╭─ Records

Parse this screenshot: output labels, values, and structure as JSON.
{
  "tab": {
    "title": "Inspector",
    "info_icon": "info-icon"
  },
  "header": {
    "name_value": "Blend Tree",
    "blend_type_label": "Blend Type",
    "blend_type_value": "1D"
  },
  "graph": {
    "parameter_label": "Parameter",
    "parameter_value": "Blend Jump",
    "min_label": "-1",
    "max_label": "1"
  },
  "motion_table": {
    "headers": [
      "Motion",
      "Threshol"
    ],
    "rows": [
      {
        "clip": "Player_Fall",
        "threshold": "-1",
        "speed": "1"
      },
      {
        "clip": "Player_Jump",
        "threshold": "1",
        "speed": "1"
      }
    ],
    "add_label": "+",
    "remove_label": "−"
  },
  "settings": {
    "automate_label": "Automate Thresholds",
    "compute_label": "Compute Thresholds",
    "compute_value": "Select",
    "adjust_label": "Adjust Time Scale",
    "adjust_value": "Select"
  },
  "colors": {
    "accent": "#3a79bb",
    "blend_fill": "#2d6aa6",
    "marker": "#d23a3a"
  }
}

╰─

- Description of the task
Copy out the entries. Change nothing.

- Result of this task
Parse this screenshot: output labels, values, and structure as JSON.
{
  "tab": {
    "title": "Inspector",
    "info_icon": "info-icon"
  },
  "header": {
    "name_value": "Blend Tree",
    "blend_type_label": "Blend Type",
    "blend_type_value": "1D"
  },
  "graph": {
    "parameter_label": "Parameter",
    "parameter_value": "Blend Jump",
    "min_label": "-1",
    "max_label": "1"
  },
  "motion_table": {
    "headers": [
      "Motion",
      "Threshol"
    ],
    "rows": [
      {
        "clip": "Player_Fall",
        "threshold": "-1",
        "speed": "1"
      },
      {
        "clip": "Player_Jump",
        "threshold": "1",
        "speed": "1"
      }
    ],
    "add_label": "+",
    "remove_label": "−"
  },
  "settings": {
    "automate_label": "Automate Thresholds",
    "compute_label": "Compute Thresholds",
    "compute_value": "Select",
    "adjust_label": "Adjust Time Scale",
    "adjust_value": "Select"
  },
  "colors": {
    "accent": "#3a79bb",
    "blend_fill": "#2d6aa6",
    "marker": "#d23a3a"
  }
}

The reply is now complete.